(Data for review Opens)
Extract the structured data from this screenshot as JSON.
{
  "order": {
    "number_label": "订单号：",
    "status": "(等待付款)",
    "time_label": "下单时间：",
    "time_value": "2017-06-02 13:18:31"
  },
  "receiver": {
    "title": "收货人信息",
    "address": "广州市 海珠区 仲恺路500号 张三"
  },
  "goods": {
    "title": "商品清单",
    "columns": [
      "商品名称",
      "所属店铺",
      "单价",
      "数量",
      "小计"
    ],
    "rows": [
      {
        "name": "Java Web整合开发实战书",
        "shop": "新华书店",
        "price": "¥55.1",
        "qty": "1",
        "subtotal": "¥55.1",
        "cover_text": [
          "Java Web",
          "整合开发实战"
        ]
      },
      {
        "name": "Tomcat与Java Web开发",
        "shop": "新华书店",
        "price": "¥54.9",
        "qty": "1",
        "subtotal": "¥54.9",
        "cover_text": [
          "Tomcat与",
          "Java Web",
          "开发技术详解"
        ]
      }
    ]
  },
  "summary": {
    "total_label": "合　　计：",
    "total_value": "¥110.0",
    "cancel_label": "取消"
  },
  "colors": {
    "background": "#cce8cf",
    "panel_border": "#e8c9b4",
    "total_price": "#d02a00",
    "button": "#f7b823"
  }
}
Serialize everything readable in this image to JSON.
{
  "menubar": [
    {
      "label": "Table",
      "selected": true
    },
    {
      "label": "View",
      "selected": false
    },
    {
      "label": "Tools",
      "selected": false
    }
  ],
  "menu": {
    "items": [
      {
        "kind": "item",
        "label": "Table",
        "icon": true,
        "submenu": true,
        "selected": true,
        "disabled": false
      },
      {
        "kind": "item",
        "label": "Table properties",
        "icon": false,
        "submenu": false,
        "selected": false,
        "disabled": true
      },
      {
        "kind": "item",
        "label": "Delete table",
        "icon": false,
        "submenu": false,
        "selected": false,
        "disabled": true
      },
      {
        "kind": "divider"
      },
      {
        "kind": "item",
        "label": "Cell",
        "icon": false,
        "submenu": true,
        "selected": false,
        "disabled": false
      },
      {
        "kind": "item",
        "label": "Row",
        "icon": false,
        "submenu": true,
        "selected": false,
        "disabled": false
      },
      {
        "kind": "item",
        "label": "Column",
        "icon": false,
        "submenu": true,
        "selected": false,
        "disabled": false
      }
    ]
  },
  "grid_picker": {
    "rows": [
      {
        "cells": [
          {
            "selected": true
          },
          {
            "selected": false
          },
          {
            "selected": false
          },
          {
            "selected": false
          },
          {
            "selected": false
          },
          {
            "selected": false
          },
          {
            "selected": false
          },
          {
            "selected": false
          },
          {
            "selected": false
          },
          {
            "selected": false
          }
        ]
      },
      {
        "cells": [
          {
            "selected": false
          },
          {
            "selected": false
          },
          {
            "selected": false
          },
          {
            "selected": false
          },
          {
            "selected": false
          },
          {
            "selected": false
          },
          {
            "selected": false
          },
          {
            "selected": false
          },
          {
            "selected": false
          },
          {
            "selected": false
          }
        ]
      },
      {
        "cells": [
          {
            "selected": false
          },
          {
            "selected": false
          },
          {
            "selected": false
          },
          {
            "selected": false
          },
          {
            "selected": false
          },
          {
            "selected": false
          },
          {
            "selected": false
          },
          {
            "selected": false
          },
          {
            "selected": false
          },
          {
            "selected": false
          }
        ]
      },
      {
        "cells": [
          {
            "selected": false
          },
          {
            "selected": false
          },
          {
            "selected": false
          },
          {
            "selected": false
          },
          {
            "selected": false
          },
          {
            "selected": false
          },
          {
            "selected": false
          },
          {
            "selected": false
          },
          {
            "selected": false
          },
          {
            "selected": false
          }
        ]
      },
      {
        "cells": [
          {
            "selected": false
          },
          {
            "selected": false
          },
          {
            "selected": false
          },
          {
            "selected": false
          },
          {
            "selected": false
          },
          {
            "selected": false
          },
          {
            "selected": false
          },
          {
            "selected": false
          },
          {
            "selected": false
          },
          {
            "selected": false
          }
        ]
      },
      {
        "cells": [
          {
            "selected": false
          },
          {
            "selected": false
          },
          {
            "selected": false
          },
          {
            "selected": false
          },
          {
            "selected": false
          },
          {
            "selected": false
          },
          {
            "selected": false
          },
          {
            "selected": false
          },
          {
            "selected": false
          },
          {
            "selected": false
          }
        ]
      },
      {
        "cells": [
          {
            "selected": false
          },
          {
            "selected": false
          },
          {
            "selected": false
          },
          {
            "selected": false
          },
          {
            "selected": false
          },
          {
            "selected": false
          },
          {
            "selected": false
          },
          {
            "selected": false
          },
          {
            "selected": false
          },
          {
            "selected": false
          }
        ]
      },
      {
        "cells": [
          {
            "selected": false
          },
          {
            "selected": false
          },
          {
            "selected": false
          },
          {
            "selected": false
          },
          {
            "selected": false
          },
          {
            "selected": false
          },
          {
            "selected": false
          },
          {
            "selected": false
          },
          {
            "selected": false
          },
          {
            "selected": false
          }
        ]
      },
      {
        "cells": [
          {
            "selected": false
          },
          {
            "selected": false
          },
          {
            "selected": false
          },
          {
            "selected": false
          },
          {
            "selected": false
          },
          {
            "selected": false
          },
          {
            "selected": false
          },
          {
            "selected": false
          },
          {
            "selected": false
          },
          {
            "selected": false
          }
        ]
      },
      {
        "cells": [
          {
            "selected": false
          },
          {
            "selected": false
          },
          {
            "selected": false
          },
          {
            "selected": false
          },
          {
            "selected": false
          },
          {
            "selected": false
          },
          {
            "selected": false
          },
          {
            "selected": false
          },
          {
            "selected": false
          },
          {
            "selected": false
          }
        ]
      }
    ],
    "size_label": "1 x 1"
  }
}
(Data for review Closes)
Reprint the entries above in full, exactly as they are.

→ Answer
Extract the structured data from this screenshot as JSON.
{
  "order": {
    "number_label": "订单号：",
    "status": "(等待付款)",
    "time_label": "下单时间：",
    "time_value": "2017-06-02 13:18:31"
  },
  "receiver": {
    "title": "收货人信息",
    "address": "广州市 海珠区 仲恺路500号 张三"
  },
  "goods": {
    "title": "商品清单",
    "columns": [
      "商品名称",
      "所属店铺",
      "单价",
      "数量",
      "小计"
    ],
    "rows": [
      {
        "name": "Java Web整合开发实战书",
        "shop": "新华书店",
        "price": "¥55.1",
        "qty": "1",
        "subtotal": "¥55.1",
        "cover_text": [
          "Java Web",
          "整合开发实战"
        ]
      },
      {
        "name": "Tomcat与Java Web开发",
        "shop": "新华书店",
        "price": "¥54.9",
        "qty": "1",
        "subtotal": "¥54.9",
        "cover_text": [
          "Tomcat与",
          "Java Web",
          "开发技术详解"
        ]
      }
    ]
  },
  "summary": {
    "total_label": "合　　计：",
    "total_value": "¥110.0",
    "cancel_label": "取消"
  },
  "colors": {
    "background": "#cce8cf",
    "panel_border": "#e8c9b4",
    "total_price": "#d02a00",
    "button": "#f7b823"
  }
}
Serialize everything readable in this image to JSON.
{
  "menubar": [
    {
      "label": "Table",
      "selected": true
    },
    {
      "label": "View",
      "selected": false
    },
    {
      "label": "Tools",
      "selected": false
    }
  ],
  "menu": {
    "items": [
      {
        "kind": "item",
        "label": "Table",
        "icon": true,
        "submenu": true,
        "selected": true,
        "disabled": false
      },
      {
        "kind": "item",
        "label": "Table properties",
        "icon": false,
        "submenu": false,
        "selected": false,
        "disabled": true
      },
      {
        "kind": "item",
        "label": "Delete table",
        "icon": false,
        "submenu": false,
        "selected": false,
        "disabled": true
      },
      {
        "kind": "divider"
      },
      {
        "kind": "item",
        "label": "Cell",
        "icon": false,
        "submenu": true,
        "selected": false,
        "disabled": false
      },
      {
        "kind": "item",
        "label": "Row",
        "icon": false,
        "submenu": true,
        "selected": false,
        "disabled": false
      },
      {
        "kind": "item",
        "label": "Column",
        "icon": false,
        "submenu": true,
        "selected": false,
        "disabled": false
      }
    ]
  },
  "grid_picker": {
    "rows": [
      {
        "cells": [
          {
            "selected": true
          },
          {
            "selected": false
          },
          {
            "selected": false
          },
          {
            "selected": false
          },
          {
            "selected": false
          },
          {
            "selected": false
          },
          {
            "selected": false
          },
          {
            "selected": false
          },
          {
            "selected": false
          },
          {
            "selected": false
          }
        ]
      },
      {
        "cells": [
          {
            "selected": false
          },
          {
            "selected": false
          },
          {
            "selected": false
          },
          {
            "selected": false
          },
          {
            "selected": false
          },
          {
            "selected": false
          },
          {
            "selected": false
          },
          {
            "selected": false
          },
          {
            "selected": false
          },
          {
            "selected": false
          }
        ]
      },
      {
        "cells": [
          {
            "selected": false
          },
          {
            "selected": false
          },
          {
            "selected": false
          },
          {
            "selected": false
          },
          {
            "selected": false
          },
          {
            "selected": false
          },
          {
            "selected": false
          },
          {
            "selected": false
          },
          {
            "selected": false
          },
          {
            "selected": false
          }
        ]
      },
      {
        "cells": [
          {
            "selected": false
          },
          {
            "selected": false
          },
          {
            "selected": false
          },
          {
            "selected": false
          },
          {
            "selected": false
          },
          {
            "selected": false
          },
          {
            "selected": false
          },
          {
            "selected": false
          },
          {
            "selected": false
          },
          {
            "selected": false
          }
        ]
      },
      {
        "cells": [
          {
            "selected": false
          },
          {
            "selected": false
          },
          {
            "selected": false
          },
          {
            "selected": false
          },
          {
            "selected": false
          },
          {
            "selected": false
          },
          {
            "selected": false
          },
          {
            "selected": false
          },
          {
            "selected": false
          },
          {
            "selected": false
          }
        ]
      },
      {
        "cells": [
          {
            "selected": false
          },
          {
            "selected": false
          },
          {
            "selected": false
          },
          {
            "selected": false
          },
          {
            "selected": false
          },
          {
            "selected": false
          },
          {
            "selected": false
          },
          {
            "selected": false
          },
          {
            "selected": false
          },
          {
            "selected": false
          }
        ]
      },
      {
        "cells": [
          {
            "selected": false
          },
          {
            "selected": false
          },
          {
            "selected": false
          },
          {
            "selected": false
          },
          {
            "selected": false
          },
          {
            "selected": false
          },
          {
            "selected": false
          },
          {
            "selected": false
          },
          {
            "selected": false
          },
          {
            "selected": false
          }
        ]
      },
      {
        "cells": [
          {
            "selected": false
          },
          {
            "selected": false
          },
          {
            "selected": false
          },
          {
            "selected": false
          },
          {
            "selected": false
          },
          {
            "selected": false
          },
          {
            "selected": false
          },
          {
            "selected": false
          },
          {
            "selected": false
          },
          {
            "selected": false
          }
        ]
      },
      {
        "cells": [
          {
            "selected": false
          },
          {
            "selected": false
          },
          {
            "selected": false
          },
          {
            "selected": false
          },
          {
            "selected": false
          },
          {
            "selected": false
          },
          {
            "selected": false
          },
          {
            "selected": false
          },
          {
            "selected": false
          },
          {
            "selected": false
          }
        ]
      },
      {
        "cells": [
          {
            "selected": false
          },
          {
            "selected": false
          },
          {
            "selected": false
          },
          {
            "selected": false
          },
          {
            "selected": false
          },
          {
            "selected": false
          },
          {
            "selected": false
          },
          {
            "selected": false
          },
          {
            "selected": false
          },
          {
            "selected": false
          }
        ]
      }
    ],
    "size_label": "1 x 1"
  }
}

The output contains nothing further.